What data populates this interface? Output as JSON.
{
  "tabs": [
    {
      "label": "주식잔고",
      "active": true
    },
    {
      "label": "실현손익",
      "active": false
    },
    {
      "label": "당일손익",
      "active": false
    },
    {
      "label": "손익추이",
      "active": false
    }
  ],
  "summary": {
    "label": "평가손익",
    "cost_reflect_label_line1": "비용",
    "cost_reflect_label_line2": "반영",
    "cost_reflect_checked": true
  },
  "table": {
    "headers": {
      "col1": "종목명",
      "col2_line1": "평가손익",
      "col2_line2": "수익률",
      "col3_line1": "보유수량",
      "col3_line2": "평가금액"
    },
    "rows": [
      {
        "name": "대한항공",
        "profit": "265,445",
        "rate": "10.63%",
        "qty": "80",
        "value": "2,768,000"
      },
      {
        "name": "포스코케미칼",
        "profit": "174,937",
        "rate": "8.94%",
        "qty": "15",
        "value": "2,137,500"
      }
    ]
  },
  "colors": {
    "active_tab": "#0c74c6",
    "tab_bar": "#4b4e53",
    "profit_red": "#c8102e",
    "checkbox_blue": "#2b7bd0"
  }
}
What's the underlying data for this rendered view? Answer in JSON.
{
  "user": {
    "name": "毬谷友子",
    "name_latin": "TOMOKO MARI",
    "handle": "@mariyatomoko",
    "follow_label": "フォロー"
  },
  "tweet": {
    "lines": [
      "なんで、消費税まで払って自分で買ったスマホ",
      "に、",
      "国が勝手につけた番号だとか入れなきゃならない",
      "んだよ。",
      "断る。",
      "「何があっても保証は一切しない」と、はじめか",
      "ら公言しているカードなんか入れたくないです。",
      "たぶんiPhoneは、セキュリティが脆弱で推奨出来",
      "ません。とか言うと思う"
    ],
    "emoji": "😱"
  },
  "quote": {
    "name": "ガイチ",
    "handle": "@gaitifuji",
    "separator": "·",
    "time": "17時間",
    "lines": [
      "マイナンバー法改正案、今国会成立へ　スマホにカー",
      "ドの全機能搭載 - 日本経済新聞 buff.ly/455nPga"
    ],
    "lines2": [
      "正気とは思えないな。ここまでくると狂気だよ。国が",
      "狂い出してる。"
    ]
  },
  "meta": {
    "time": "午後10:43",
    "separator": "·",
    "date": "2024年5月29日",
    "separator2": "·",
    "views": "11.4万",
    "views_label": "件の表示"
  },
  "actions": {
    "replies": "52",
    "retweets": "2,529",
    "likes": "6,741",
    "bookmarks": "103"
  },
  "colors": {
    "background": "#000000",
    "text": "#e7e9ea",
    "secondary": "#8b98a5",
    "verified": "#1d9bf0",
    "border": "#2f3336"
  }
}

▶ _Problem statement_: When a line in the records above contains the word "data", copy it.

▶ _Written solution_:
What data populates this interface? Output as JSON.
What's the underlying data for this rendered view? Answer in JSON.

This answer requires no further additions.